(Excerpts from an interface dataset)
::::::

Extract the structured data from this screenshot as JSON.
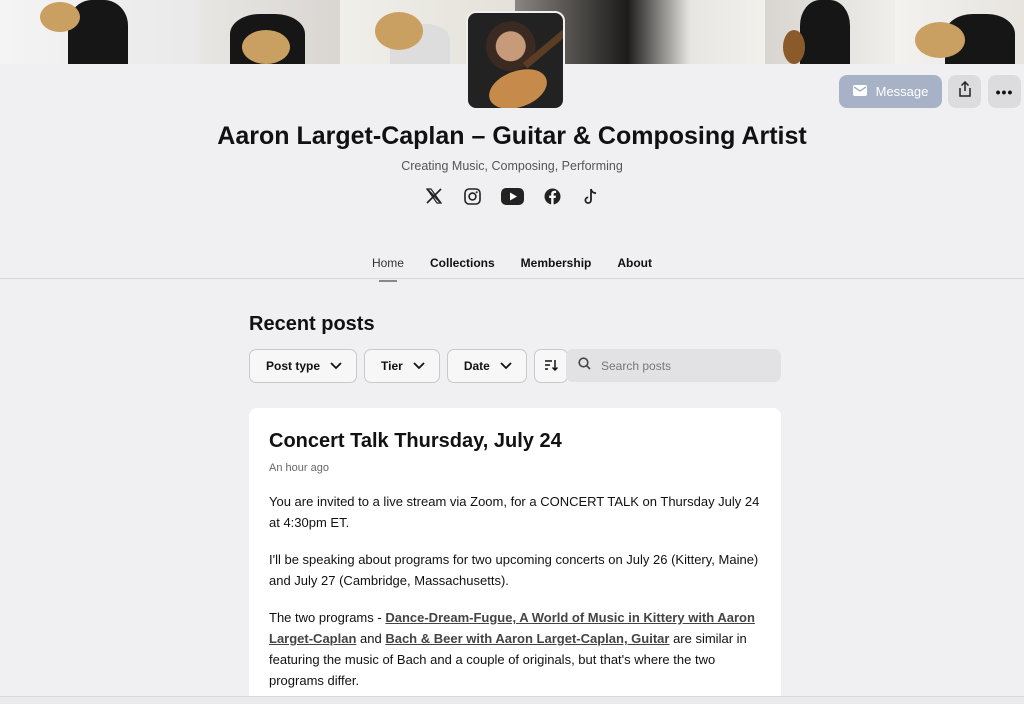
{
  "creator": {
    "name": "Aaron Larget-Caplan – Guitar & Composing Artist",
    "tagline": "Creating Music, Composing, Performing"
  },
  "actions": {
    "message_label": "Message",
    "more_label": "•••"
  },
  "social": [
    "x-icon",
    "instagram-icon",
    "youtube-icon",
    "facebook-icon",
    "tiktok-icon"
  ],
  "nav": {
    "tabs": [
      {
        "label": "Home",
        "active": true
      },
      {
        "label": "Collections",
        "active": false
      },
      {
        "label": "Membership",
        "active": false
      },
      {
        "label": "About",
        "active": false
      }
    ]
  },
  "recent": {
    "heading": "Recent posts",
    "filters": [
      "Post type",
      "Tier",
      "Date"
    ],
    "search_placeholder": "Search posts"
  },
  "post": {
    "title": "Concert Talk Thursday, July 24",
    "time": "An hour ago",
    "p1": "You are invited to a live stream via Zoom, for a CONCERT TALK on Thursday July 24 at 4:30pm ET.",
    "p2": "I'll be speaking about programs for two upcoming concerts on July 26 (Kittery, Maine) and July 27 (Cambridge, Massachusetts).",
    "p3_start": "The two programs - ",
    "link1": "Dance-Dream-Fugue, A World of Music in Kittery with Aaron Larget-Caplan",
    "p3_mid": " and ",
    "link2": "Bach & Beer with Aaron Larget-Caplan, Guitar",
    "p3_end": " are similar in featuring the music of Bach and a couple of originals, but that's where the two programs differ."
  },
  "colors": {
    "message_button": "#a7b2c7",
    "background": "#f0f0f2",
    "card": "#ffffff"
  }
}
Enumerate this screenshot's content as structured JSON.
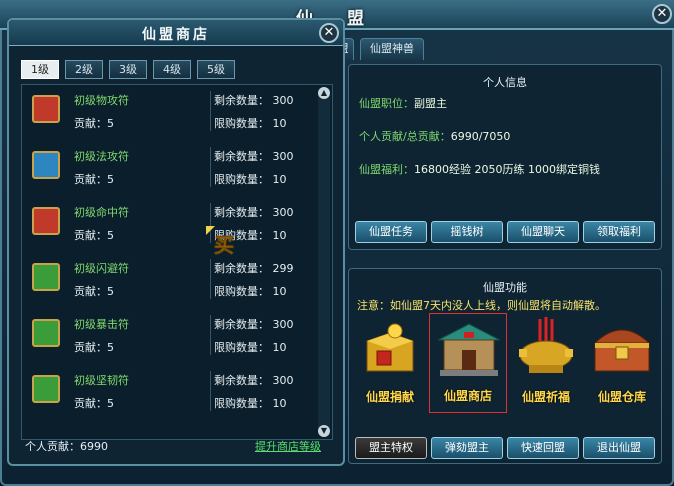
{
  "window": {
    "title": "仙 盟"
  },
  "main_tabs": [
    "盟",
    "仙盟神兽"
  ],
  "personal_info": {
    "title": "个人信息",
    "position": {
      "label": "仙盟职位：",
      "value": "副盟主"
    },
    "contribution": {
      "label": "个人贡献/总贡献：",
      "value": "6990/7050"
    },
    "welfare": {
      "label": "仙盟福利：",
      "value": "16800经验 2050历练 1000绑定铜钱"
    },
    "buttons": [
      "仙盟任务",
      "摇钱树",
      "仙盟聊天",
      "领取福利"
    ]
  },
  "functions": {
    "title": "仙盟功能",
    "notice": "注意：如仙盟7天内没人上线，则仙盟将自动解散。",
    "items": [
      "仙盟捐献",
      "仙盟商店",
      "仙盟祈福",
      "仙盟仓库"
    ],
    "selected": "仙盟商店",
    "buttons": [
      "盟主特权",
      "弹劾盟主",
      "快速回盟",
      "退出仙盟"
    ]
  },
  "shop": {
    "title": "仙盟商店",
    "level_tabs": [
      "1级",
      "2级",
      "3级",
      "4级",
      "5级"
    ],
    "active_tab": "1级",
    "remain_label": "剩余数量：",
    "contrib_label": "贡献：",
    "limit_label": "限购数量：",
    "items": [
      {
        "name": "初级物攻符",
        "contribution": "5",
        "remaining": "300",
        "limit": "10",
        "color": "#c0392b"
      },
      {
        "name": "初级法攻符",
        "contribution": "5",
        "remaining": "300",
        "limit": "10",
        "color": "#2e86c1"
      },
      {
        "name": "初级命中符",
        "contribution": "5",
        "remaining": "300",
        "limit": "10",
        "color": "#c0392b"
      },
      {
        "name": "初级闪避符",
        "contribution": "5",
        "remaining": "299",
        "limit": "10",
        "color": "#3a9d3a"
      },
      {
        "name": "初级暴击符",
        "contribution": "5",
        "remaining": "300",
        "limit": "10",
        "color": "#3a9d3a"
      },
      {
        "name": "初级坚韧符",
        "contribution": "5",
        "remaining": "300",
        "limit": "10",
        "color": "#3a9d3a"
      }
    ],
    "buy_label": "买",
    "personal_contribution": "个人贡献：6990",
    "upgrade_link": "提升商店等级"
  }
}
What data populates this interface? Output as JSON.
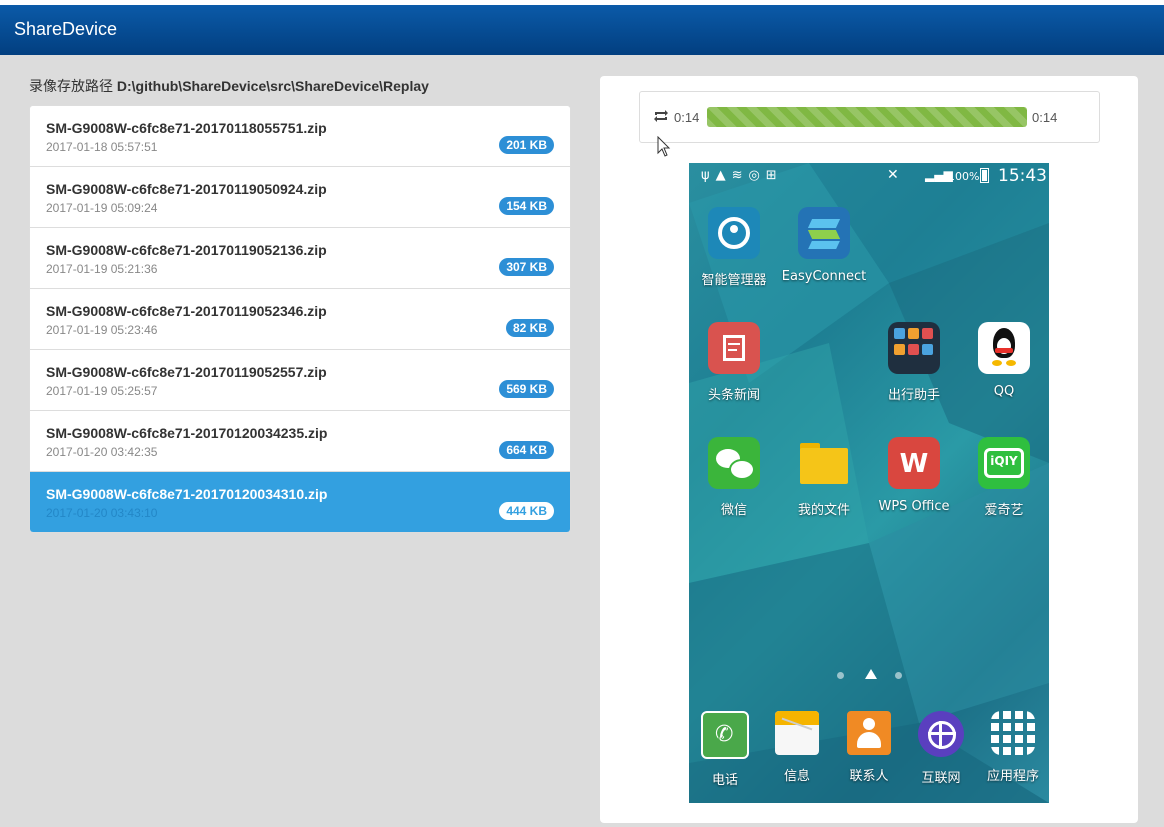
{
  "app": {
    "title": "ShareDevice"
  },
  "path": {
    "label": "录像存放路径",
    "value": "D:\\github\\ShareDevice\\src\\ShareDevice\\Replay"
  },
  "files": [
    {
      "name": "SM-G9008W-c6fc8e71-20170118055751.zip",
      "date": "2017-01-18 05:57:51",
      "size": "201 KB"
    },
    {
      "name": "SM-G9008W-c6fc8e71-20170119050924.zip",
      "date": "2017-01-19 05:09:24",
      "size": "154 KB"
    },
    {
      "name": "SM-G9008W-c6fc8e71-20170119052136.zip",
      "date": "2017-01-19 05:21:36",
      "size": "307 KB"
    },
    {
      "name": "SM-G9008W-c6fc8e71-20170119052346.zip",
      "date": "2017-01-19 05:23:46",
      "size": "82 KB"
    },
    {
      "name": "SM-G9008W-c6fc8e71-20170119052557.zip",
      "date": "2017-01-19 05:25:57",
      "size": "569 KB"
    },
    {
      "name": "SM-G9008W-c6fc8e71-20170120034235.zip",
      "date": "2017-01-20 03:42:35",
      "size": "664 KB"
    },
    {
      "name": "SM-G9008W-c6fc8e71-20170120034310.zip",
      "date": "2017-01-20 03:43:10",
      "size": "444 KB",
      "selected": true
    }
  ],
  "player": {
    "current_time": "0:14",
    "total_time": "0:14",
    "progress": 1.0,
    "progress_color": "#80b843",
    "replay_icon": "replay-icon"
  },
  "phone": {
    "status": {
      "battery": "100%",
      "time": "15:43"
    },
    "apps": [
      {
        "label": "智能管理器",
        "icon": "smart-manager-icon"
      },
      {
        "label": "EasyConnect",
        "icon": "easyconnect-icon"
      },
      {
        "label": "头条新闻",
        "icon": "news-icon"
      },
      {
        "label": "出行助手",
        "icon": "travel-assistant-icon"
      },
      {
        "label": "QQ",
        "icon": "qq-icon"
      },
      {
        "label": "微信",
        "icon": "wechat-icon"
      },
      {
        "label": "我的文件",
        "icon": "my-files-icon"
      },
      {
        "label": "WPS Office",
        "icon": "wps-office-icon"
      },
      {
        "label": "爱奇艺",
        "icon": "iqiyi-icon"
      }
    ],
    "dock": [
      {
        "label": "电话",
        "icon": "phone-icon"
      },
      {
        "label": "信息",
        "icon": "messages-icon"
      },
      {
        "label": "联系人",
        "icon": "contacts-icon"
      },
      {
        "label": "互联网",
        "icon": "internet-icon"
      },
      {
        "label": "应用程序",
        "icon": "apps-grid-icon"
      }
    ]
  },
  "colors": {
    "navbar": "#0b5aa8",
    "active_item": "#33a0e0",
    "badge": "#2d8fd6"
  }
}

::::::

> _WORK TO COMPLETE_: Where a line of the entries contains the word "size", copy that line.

> _THE COMPLETED TASK_:
      "size": "201 KB"
      "size": "154 KB"
      "size": "307 KB"
      "size": "82 KB"
      "size": "569 KB"
      "size": "664 KB"
      "size": "444 KB",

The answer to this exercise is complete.